Abstract:
We consider an inviscid stochastically forced dyadic model, where the additive noise acts only on the first component. We prove that a strong solution for this problem exists and is unique by means of uniform energy estimates. Moreover, we exploit these results to establish strong existence and uniqueness of the stationary distribution.

Abstract:
Making use of the Whittaker-Shannon interpolation formula with shifted sampling points, we propose in this paper a well-posed semi-discretization of the stationary Wigner equation with inflow BCs. The convergence of the solutions of the discrete problem to the continuous problem is then analysed, providing certain regularity of the solution of the continuous problem.

Abstract:
A succession of near-IR spectroscopic observations, taken nightly throughout an entire cycle of SS433's orbit, reveal (i) the persistent signature of SS433's accretion disc, having a rotation speed of ~500 km/s, (ii) the presence of the circumbinary disc recently discovered at optical wavelengths by Blundell, Bowler and Schmidtobreick (2008) and (iii) a much faster outflow than has previously been measured for the disc wind. From these, we find a much faster accretion disc wind than has noted before, with a terminal velocity of ~1500 km/s. The increased wind terminal velocity results in a mass-loss rate of ~10e-4 M_sun/yr. These, together with the newly (upwardly) determined masses for the components of the SS433 system, result in an accurate diagnosis of the extent to which SS433 has super-Eddington flows. Our observations imply that the size of the companion star is comparable with the semi-minor axis of the orbit which is given by (1-e^2)^(1/2) 40 R_sun, where e is the eccentricity. Our relatively high spectral resolution at these near-IR wavelengths has enabled us to deconstruct the different components that comprise the Brackett-gamma line in this binary system, and their physical origins. With this line dominated throughout our series of observations by the disc wind, and the accretion disc itself being only a minority (~15 per cent) contribution, we caution against use of the unresolved Brackett-gamma line intensity as an "accretion signature" in X-ray binaries or microquasars in any quantitative way.

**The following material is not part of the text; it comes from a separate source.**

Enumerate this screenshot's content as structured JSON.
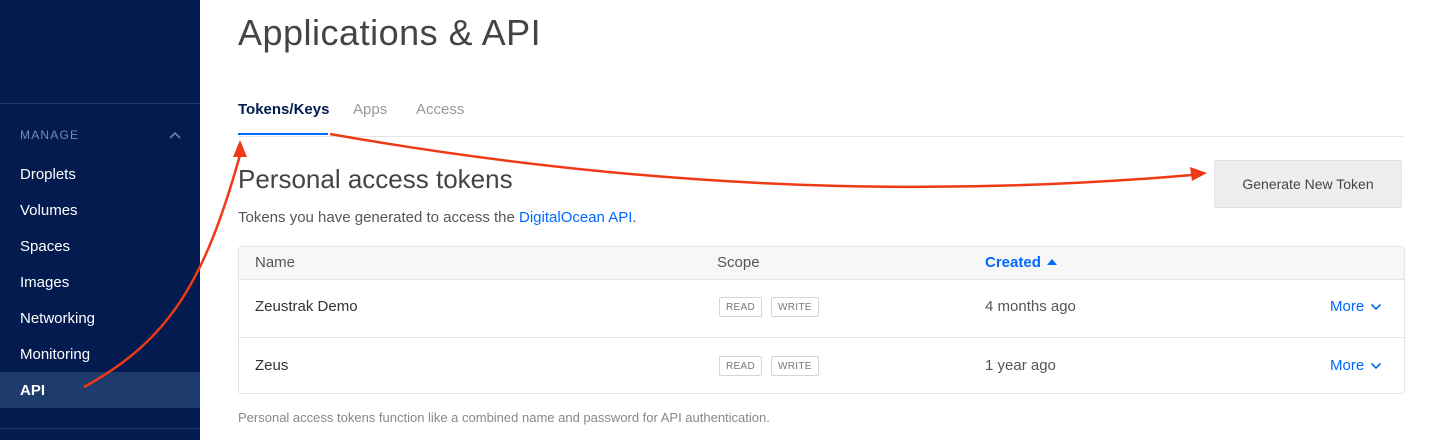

Abstract:
One of the greatest issues in modelling black hole fuelling is our lack of understanding of the processes by which gas loses angular momentum and falls from galactic scales down to the nuclear region where an accretion disc forms, subsequently guiding the inflow of gas down to the black hole horizon. It is feared that gas at larger scales might still retain enough angular momentum and settle into a larger scale disc with very low or no inflow to form or replenish the inner accretion disc (on ~0.01 pc scales). In this paper we report on hydrodynamical simulations of rotating infalling gas shells impacting at different angles onto a pre-existing, primitive large scale (~10 pc) disc around a super-massive black hole. The aim is to explore how the interaction between the shell and the disc redistributes the angular momentum on scales close to the black hole's sphere of influence. Angular momentum redistribution via hydrodynamical shocks leads to inflows of gas across the inner boundary, enhancing the inflow rate by more than 2-3 orders of magnitude. In all cases, the gas inflow rate across the inner parsec is higher than in the absence of the interaction, and the orientation of the angular momentum of the flow in the region changes with time due to gas mixing. Warped discs or nested misaligned rings form depending on the angular momentum content of the infalling shell relative to the disc. In the cases in which the shell falls in near counter-rotation, part of the resulting flows settle into an inner dense disc which becomes more susceptible to mass transfer.